Asking the wrong questions
Not preparing a set of standard questions for your interviewees can lead to only asking superficial questions about a candidate’s previous experience without really getting a sense of how well a candidate will do in the role they are interviewing for. Without having a list of detailed questions and or scenarios premade for candidates interviewing for the same role it can be much harder to create an even playing field to determine which candidate will suit the position best.
While organisations don’t want employees who all think in the same way, it is important that any new member of staff fits in well with the rest of their team. It’s important that you find candidates with similar ethics and ideals as this can be a good indicator that the candidate’s personality and values will blend well with their potential colleagues.
Rejecting overqualified candidates
When screening candidate CVs, it can be tempting to remove candidates who exceed the required experience, labeling them as ‘overqualified’. However, taking on someone with more experience and extra skills has its advantages and can often outweigh possible downsides.
Not checking references
Not taking the time to check a candidate’s references leaves you to rely solely on the candidate’s view of themselves, which can be accidentally or deliberately misrepresentative.
Vague job descriptions
Creating a quick and basic job description might seem like a good way to save time, but cutting corners like this can actually cause more work for yourself in the long run. Vague and imprecise job descriptions can make the initial screening process lengthy and time-consuming as you will have much more applicants with many being unsuitable for the role.

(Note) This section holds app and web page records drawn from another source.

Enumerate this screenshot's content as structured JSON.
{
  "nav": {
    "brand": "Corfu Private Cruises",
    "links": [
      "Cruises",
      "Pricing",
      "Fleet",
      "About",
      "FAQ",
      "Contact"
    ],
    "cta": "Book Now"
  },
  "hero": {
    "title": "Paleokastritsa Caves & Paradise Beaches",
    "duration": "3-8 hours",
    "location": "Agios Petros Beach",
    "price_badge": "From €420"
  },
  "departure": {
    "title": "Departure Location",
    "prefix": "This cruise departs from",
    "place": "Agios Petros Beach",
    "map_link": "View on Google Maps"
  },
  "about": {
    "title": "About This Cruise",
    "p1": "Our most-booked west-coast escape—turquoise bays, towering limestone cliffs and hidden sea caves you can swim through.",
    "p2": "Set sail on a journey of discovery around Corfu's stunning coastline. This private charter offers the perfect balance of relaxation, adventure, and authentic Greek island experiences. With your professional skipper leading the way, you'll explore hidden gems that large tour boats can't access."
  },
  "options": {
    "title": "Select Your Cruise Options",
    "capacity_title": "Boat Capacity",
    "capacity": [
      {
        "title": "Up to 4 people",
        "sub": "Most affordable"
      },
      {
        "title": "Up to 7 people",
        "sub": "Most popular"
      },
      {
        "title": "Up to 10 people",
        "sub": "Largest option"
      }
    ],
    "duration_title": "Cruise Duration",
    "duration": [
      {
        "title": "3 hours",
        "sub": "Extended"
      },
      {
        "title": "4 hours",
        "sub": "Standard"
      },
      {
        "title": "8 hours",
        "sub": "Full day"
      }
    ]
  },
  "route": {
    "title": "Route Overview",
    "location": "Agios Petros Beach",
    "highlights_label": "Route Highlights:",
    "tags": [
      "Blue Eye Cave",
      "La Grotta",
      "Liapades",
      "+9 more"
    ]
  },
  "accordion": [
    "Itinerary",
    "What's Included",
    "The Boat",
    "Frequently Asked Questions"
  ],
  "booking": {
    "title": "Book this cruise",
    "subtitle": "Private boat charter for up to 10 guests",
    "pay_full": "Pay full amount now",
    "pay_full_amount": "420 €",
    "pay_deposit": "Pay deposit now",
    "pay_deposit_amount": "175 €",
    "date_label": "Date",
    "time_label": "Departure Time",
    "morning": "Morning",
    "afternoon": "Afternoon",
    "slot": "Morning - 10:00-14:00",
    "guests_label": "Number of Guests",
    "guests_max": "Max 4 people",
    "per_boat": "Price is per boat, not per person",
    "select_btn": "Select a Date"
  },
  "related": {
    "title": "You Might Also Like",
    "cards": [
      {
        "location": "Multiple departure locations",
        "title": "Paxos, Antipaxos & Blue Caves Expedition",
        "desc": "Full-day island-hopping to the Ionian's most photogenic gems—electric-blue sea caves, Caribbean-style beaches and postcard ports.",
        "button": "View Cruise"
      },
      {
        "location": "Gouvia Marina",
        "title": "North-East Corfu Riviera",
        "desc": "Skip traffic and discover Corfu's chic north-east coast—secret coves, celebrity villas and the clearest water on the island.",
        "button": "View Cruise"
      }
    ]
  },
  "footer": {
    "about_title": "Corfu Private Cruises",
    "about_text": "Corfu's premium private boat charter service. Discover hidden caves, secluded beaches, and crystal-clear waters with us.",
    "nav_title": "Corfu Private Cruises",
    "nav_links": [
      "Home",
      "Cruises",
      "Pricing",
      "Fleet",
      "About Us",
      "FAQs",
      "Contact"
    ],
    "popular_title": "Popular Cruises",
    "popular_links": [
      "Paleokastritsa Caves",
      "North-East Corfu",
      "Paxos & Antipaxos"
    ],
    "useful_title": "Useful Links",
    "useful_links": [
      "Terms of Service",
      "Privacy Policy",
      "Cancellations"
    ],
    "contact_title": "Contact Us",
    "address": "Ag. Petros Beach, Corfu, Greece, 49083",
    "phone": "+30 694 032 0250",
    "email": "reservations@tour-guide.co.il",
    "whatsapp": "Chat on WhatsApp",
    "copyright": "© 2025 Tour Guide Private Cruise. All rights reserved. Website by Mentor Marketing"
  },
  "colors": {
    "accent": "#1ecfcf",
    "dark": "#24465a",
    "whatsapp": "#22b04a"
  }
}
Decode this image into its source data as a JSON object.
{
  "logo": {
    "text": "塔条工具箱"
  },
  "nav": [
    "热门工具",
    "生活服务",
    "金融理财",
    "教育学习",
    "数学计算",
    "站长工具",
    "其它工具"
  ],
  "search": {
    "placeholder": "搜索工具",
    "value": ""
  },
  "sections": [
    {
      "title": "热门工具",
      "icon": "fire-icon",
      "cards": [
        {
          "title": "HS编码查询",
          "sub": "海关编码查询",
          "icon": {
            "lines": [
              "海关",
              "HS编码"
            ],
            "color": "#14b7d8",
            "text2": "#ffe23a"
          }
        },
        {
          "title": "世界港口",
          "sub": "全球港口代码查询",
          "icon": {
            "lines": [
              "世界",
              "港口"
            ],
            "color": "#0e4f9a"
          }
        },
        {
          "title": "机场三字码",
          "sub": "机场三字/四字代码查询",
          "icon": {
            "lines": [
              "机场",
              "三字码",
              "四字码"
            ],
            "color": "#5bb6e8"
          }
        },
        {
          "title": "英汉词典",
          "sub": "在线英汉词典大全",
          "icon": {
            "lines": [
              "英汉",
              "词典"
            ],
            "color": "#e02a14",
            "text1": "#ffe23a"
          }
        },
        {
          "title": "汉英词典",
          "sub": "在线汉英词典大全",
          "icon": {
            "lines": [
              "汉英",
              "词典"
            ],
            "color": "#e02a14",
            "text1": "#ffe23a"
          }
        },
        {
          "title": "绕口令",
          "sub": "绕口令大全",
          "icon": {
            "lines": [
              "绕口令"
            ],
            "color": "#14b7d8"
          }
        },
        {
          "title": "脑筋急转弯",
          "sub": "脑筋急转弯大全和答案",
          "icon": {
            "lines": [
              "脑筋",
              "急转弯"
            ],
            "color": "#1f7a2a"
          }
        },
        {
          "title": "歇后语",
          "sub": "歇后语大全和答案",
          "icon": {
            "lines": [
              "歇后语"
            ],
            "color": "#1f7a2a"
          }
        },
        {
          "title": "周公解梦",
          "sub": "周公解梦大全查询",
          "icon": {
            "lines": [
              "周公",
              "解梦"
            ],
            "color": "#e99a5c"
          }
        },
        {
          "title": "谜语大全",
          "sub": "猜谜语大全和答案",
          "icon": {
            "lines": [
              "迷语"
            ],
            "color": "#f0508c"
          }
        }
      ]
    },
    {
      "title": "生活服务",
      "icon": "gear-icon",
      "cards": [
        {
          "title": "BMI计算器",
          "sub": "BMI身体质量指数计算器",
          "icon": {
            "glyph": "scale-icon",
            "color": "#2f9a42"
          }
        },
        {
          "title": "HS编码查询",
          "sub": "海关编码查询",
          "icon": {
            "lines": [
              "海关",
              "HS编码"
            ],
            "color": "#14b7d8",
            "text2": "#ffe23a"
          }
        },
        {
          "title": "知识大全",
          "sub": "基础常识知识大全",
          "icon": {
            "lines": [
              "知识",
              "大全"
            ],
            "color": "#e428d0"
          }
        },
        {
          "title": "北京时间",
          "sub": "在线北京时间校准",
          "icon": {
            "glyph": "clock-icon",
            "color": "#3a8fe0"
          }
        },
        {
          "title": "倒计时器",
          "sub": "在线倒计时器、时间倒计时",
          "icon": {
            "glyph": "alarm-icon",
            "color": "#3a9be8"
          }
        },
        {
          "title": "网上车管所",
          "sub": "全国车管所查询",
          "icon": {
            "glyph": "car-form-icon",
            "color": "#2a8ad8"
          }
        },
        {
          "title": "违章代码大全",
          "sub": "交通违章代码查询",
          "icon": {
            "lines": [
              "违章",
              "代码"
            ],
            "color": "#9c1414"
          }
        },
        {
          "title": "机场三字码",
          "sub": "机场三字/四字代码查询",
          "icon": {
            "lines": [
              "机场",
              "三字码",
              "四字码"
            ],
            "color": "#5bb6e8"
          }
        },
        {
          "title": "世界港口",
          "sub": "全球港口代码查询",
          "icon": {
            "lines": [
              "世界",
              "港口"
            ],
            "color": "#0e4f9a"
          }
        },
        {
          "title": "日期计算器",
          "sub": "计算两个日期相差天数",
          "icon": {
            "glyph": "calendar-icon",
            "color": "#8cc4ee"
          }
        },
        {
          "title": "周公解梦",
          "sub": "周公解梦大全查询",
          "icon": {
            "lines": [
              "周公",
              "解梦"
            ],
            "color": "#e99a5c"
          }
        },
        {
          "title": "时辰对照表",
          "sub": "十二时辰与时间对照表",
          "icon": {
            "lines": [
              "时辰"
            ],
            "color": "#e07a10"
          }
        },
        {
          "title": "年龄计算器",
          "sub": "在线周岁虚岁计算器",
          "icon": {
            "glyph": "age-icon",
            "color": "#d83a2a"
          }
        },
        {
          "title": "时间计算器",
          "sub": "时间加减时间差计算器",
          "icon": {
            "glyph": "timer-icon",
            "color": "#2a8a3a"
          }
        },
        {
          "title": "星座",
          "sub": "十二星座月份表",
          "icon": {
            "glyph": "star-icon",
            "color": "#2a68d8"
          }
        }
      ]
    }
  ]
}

Not selling the job
With so many job seekers around looking for work, it can be easy to assume that anyone would be happy to work for them and that they don’t need to ‘sell’ the role or organisation. In reality, there is plenty of competition also looking for the very best candidates particularly in niche areas. And even if they don’t end up with the job, a positive experience with you could lead to an excellent potential advocate or supporter for your organisation.
Waiting for the Perfect Candidate
In recruitment terminology, the perfect candidate is often referred to as a ‘purple squirrel’ and this is because of just how rare the ‘perfect candidate’ is. You may have an idea of the ideal candidate in mind and especially in a candidate-rich market, you may think that there must be a jobseeker out there who matches every requirement and you only have to find them.
However, instead of waiting for that perfect candidate, who may not exist, find candidates that meet most of your key requirements and who fit the company culture. Training up a candidate to have those extra requirements builds loyalty and productivity, and they might have other qualities and experience that can come in useful in the future.
Not supplying feedback
This is probably the most common mistake made, although it may be difficult to devote time to candidates who have not made it through the interview process it is important to keep good relationships with candidates. As well as simply being polite, taking the time to give feedback to a rejected candidate can benefit your recruitment process and brand as a lack of feedback can lead these rejected candidates to potentially avoid applying through your service in the future.